As a writer, your time is money.
Thus, waste less time = make more money.
One of the biggest time wasters is going back and forth with a new client over all of the minutia of your new gig.
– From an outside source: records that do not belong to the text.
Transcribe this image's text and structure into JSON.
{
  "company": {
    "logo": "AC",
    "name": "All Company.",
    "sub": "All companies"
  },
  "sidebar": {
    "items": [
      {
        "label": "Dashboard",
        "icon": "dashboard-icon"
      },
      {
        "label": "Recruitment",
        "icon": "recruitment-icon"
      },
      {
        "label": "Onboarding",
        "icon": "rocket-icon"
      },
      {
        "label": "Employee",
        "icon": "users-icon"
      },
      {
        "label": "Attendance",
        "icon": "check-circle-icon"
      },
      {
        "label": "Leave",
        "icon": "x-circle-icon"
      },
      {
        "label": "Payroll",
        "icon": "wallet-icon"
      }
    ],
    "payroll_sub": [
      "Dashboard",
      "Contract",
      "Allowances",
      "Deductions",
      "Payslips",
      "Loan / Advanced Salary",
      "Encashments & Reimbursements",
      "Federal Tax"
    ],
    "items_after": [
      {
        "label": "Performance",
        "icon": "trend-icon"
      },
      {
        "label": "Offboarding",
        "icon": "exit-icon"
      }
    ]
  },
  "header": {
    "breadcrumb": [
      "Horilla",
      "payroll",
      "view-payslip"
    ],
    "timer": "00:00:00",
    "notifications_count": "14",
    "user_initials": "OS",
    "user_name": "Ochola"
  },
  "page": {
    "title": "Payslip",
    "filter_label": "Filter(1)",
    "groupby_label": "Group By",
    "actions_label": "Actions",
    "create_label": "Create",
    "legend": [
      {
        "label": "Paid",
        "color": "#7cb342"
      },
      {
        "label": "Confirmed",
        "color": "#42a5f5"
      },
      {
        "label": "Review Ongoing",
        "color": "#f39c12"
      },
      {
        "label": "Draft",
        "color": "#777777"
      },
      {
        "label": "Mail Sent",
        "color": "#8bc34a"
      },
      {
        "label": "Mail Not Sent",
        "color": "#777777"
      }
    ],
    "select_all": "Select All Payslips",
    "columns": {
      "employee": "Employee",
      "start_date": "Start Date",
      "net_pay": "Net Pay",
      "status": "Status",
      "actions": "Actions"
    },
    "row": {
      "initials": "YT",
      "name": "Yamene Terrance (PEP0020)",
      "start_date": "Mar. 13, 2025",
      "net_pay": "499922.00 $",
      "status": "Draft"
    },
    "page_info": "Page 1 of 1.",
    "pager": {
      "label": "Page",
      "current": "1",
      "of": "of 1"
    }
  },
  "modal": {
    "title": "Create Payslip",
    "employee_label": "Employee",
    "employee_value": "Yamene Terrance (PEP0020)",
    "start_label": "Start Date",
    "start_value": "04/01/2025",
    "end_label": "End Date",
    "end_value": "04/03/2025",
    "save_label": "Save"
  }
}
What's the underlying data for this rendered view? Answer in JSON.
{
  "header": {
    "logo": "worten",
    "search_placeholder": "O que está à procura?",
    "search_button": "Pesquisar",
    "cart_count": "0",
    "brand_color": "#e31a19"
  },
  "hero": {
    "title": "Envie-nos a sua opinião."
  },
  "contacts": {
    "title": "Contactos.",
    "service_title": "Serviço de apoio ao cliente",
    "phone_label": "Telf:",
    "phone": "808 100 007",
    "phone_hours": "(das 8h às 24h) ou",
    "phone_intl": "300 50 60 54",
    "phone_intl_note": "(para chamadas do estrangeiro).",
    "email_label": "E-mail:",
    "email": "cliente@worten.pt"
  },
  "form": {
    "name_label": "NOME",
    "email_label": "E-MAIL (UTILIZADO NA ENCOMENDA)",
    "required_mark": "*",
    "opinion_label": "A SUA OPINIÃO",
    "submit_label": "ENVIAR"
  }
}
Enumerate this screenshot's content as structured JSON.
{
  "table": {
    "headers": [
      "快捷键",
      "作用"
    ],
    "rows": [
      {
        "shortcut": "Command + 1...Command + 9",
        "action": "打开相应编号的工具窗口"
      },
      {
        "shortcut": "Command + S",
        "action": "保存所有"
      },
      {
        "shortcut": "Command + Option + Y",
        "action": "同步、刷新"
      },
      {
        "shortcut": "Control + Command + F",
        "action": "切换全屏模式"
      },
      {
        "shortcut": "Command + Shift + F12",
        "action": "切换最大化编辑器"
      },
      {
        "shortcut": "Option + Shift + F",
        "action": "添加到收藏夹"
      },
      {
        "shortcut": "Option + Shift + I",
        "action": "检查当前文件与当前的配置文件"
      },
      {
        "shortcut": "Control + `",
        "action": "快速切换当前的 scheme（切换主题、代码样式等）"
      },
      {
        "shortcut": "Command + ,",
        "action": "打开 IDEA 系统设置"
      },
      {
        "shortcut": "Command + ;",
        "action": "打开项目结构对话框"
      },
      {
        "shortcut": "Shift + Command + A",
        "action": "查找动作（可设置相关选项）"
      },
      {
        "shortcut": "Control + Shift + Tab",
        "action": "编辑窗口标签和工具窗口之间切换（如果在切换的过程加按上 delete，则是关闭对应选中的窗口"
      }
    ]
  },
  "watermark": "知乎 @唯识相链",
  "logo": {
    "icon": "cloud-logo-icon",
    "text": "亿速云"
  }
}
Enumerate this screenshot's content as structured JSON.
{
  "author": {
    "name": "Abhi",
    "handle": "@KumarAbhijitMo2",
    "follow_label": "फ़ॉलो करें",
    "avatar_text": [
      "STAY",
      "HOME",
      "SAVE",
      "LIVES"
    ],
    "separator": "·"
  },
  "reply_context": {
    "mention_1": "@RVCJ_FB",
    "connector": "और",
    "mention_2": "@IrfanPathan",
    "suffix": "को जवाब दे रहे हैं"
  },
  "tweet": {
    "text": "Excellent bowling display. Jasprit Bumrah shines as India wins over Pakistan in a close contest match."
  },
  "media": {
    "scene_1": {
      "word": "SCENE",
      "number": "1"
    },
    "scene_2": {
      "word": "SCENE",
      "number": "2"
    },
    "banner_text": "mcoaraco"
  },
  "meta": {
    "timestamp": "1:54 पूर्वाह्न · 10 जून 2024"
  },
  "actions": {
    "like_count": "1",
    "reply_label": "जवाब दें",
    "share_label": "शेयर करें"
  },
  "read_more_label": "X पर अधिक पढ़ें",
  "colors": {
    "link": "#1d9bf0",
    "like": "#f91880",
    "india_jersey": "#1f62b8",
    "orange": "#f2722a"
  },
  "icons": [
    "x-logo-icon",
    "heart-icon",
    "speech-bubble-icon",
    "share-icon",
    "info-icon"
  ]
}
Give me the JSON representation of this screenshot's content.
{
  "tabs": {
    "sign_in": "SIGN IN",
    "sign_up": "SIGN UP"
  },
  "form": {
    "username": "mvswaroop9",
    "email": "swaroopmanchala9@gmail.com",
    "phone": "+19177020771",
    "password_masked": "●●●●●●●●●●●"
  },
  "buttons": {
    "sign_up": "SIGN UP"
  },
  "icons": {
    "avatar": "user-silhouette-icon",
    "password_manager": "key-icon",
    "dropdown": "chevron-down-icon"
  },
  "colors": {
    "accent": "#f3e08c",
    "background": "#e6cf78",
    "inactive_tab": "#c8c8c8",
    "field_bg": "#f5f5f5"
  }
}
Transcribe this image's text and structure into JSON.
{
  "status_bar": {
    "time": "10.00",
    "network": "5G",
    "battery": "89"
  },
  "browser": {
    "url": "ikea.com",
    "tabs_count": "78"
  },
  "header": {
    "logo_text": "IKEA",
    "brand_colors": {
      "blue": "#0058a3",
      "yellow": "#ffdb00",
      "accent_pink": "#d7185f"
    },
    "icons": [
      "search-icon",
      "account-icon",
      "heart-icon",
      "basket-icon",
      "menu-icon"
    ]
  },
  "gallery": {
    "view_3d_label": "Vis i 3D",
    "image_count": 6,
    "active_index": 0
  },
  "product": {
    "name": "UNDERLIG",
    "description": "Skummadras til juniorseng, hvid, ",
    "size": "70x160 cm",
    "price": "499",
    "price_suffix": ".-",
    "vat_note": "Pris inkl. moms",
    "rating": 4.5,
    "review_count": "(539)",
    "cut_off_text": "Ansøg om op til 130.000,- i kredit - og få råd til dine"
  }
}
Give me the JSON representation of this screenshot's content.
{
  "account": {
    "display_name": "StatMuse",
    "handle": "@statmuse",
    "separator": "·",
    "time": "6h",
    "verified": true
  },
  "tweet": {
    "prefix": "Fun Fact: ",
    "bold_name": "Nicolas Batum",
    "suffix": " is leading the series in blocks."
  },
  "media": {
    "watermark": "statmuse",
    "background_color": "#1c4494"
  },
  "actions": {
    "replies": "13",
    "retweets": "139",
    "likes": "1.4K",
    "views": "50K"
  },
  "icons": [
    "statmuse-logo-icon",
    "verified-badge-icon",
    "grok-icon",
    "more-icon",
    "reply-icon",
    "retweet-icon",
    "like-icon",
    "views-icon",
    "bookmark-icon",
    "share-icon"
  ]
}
There are questions that need asked and answered, documents that need signed, and details that need ironing out.
I’ve wasted a lot of time corresponding via email with new clients so far in my writing career—but one day I decided it was time to work smarter, not harder.
The little floating light bulb above my head (that’s usually dark) went “DING!”
So today, I wanted to share the one email I send to new writing clients that does all of the things I need it to do to make the getting started process fast, efficient, and uber-professional.
I encourage you to steal this format and use it for yourself—I’m happy to share.
1. Attach and ask for the appropriate documents.
Most of the time, new clients want you to send them a few key pieces of information:
- Your current W-9
- A few samples of relevant work
- In some cases, a signed NDA
As the writer, you need a few key pieces of information, too:
- Existing style guides
- Marketing personas
- Examples of content/writing styles they admire
- List of main competitors
- Any key pieces of research or stats they want worked into content
If your client really has their stuff together, they’ll have a nice “Getting Started” deck for you that outlines all of these things in a consolidated format (more on that here.)
2. Share the details of your process.
Since the client hasn’t worked with you before, they want to know what to expect from your process. I always share:
- Rates per word count/project (if we haven’t discussed this in depth yet)
- How many edits are included in the price (and what addt’l edits cost)
- Normal turnaround time per project
- Payment process (initial deposit details, processing fees, when I invoice, how it should be paid and when)
- Best way to reach me (I make clear what hours I keep and what time zone I work from)
3. If the client wants me to pitch a few ideas for a content piece, I include 5-8 options in this email based on the initial phone conversation we had.
4. Any remaining questions & Request for first due date
The final thing I include is a two-fer:
A FAQ section that addresses some of the questions I’ve been asked over and over. These questions range from my policy on accepting checks as payment to other writers I can refer if they need additional writing support.
Request for first due date. If I’m pitching ideas, I want the client to give me an idea of how soon they’d like to see a first draft turned around so I can prioritize the assignment in my to-do list.
I always close with a gracious thank you for working with me, because these clients are the ones who enable me to work from home in my pajamas with my sweet dog right by side. And that’s something I appreciate every single day. Except I don’t tell them about the home part and the pajamas and the dog. I just say thanks.
This email checks so many things off both parties’ lists—and it will enable both you and your client to get off to a swift start with the new project.
Again, please steal this format and use it for yourself. You’ll be glad you did.
I think information sharing is a beautiful thing, don't you think? If you have more questions, tweet me over at @kaleighf.
This article originally appeared in my newsletter, A Cup of Copy. Sign up and get these free tips sent right to your inbox every other Wednesday.